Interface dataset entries
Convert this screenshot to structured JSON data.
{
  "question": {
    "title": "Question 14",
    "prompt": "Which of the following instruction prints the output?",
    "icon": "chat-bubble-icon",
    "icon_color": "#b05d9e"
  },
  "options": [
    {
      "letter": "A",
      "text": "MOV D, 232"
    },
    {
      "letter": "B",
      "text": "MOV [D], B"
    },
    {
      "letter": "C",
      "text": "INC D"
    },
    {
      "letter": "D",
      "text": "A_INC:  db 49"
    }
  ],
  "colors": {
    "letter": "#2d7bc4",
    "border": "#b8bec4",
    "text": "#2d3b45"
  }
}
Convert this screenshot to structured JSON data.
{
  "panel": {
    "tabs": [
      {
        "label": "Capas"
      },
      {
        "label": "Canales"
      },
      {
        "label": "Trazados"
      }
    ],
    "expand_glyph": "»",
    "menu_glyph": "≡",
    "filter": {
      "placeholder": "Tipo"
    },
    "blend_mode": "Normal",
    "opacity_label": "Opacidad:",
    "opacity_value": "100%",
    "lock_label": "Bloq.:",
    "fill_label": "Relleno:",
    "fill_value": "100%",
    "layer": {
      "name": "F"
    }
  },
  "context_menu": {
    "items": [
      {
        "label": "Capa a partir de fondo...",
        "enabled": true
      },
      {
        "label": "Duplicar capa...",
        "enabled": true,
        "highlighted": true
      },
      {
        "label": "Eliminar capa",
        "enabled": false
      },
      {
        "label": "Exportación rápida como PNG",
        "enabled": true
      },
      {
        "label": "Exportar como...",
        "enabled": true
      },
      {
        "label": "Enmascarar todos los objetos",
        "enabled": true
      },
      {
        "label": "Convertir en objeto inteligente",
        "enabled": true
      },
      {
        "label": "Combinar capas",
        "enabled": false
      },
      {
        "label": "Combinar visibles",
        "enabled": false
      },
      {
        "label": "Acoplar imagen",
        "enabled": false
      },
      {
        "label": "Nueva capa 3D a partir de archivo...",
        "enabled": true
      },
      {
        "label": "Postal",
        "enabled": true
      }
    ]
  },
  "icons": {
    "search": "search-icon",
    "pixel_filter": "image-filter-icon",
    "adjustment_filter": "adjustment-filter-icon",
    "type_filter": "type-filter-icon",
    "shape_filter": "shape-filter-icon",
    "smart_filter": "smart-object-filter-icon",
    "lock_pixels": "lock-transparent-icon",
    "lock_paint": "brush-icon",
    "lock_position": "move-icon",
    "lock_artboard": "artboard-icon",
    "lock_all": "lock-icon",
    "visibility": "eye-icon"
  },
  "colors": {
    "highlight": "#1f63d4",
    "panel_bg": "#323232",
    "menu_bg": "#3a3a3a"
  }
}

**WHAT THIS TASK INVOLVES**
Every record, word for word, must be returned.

**EXERCISE ANSWER**
Convert this screenshot to structured JSON data.
{
  "question": {
    "title": "Question 14",
    "prompt": "Which of the following instruction prints the output?",
    "icon": "chat-bubble-icon",
    "icon_color": "#b05d9e"
  },
  "options": [
    {
      "letter": "A",
      "text": "MOV D, 232"
    },
    {
      "letter": "B",
      "text": "MOV [D], B"
    },
    {
      "letter": "C",
      "text": "INC D"
    },
    {
      "letter": "D",
      "text": "A_INC:  db 49"
    }
  ],
  "colors": {
    "letter": "#2d7bc4",
    "border": "#b8bec4",
    "text": "#2d3b45"
  }
}
Convert this screenshot to structured JSON data.
{
  "panel": {
    "tabs": [
      {
        "label": "Capas"
      },
      {
        "label": "Canales"
      },
      {
        "label": "Trazados"
      }
    ],
    "expand_glyph": "»",
    "menu_glyph": "≡",
    "filter": {
      "placeholder": "Tipo"
    },
    "blend_mode": "Normal",
    "opacity_label": "Opacidad:",
    "opacity_value": "100%",
    "lock_label": "Bloq.:",
    "fill_label": "Relleno:",
    "fill_value": "100%",
    "layer": {
      "name": "F"
    }
  },
  "context_menu": {
    "items": [
      {
        "label": "Capa a partir de fondo...",
        "enabled": true
      },
      {
        "label": "Duplicar capa...",
        "enabled": true,
        "highlighted": true
      },
      {
        "label": "Eliminar capa",
        "enabled": false
      },
      {
        "label": "Exportación rápida como PNG",
        "enabled": true
      },
      {
        "label": "Exportar como...",
        "enabled": true
      },
      {
        "label": "Enmascarar todos los objetos",
        "enabled": true
      },
      {
        "label": "Convertir en objeto inteligente",
        "enabled": true
      },
      {
        "label": "Combinar capas",
        "enabled": false
      },
      {
        "label": "Combinar visibles",
        "enabled": false
      },
      {
        "label": "Acoplar imagen",
        "enabled": false
      },
      {
        "label": "Nueva capa 3D a partir de archivo...",
        "enabled": true
      },
      {
        "label": "Postal",
        "enabled": true
      }
    ]
  },
  "icons": {
    "search": "search-icon",
    "pixel_filter": "image-filter-icon",
    "adjustment_filter": "adjustment-filter-icon",
    "type_filter": "type-filter-icon",
    "shape_filter": "shape-filter-icon",
    "smart_filter": "smart-object-filter-icon",
    "lock_pixels": "lock-transparent-icon",
    "lock_paint": "brush-icon",
    "lock_position": "move-icon",
    "lock_artboard": "artboard-icon",
    "lock_all": "lock-icon",
    "visibility": "eye-icon"
  },
  "colors": {
    "highlight": "#1f63d4",
    "panel_bg": "#323232",
    "menu_bg": "#3a3a3a"
  }
}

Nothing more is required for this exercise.